======== Exercise inputs
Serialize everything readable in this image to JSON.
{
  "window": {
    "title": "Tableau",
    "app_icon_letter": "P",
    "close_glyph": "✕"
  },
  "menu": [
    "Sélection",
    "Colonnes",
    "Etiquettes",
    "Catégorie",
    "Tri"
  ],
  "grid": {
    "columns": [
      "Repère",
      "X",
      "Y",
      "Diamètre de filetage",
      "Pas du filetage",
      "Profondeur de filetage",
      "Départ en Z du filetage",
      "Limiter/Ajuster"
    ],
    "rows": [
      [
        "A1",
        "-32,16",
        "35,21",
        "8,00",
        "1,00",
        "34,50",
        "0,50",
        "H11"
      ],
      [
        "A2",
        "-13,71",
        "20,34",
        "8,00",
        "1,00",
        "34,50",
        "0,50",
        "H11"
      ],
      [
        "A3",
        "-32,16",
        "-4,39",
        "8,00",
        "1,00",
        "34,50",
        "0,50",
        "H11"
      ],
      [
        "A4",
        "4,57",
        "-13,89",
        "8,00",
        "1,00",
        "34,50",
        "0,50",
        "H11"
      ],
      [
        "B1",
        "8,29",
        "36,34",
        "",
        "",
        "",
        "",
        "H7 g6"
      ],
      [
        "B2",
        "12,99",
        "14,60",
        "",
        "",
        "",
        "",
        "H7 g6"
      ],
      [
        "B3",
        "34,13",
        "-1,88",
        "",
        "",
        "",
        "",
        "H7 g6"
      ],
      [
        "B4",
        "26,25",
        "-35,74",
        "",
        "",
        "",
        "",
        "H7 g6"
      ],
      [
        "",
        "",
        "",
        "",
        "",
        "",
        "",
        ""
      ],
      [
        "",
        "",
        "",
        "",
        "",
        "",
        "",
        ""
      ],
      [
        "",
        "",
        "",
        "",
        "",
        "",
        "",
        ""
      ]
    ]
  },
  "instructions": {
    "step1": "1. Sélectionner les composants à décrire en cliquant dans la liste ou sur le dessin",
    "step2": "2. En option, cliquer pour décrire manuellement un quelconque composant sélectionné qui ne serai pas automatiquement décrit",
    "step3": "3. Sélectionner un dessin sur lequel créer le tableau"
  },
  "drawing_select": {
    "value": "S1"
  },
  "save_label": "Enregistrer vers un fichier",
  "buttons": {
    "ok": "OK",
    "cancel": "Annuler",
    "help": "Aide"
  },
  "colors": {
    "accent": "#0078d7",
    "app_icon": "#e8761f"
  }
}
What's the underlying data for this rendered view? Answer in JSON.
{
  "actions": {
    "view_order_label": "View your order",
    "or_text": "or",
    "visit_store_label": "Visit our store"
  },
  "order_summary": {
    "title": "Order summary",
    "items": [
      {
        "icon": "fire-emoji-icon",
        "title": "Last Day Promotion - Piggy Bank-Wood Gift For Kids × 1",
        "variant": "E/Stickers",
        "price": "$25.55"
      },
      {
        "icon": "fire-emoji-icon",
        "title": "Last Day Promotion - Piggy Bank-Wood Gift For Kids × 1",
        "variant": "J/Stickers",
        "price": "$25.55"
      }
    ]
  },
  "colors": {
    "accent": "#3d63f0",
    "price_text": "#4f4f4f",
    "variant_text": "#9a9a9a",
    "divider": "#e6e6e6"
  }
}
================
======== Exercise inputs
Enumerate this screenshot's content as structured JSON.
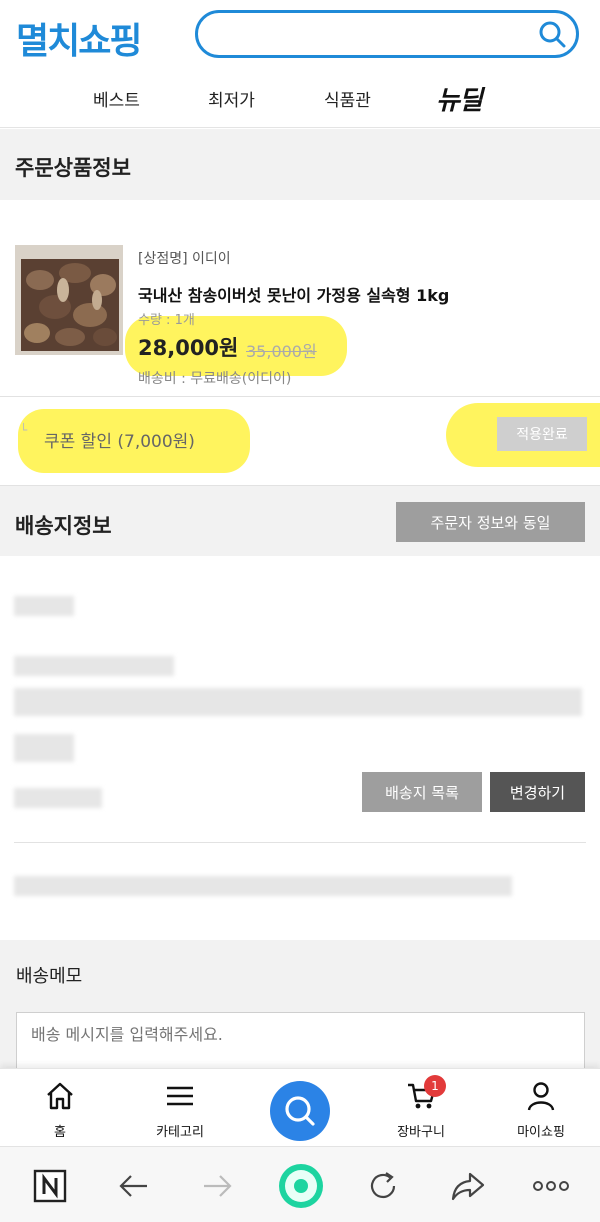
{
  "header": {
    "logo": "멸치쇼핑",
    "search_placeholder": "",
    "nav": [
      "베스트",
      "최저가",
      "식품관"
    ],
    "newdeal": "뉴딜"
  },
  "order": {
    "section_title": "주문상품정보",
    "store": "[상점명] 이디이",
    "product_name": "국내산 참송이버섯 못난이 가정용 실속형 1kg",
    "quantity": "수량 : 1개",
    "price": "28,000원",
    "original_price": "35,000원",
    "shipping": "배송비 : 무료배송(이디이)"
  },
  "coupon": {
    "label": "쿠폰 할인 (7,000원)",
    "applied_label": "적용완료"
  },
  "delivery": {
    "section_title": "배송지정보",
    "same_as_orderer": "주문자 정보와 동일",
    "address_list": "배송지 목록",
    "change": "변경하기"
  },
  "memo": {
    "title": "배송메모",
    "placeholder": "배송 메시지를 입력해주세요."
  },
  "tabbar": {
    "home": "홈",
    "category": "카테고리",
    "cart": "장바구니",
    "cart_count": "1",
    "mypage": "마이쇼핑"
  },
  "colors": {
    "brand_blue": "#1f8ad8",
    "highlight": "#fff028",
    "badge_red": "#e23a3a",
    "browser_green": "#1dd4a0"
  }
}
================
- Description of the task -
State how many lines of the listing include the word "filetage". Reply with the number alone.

- Exercise response -
4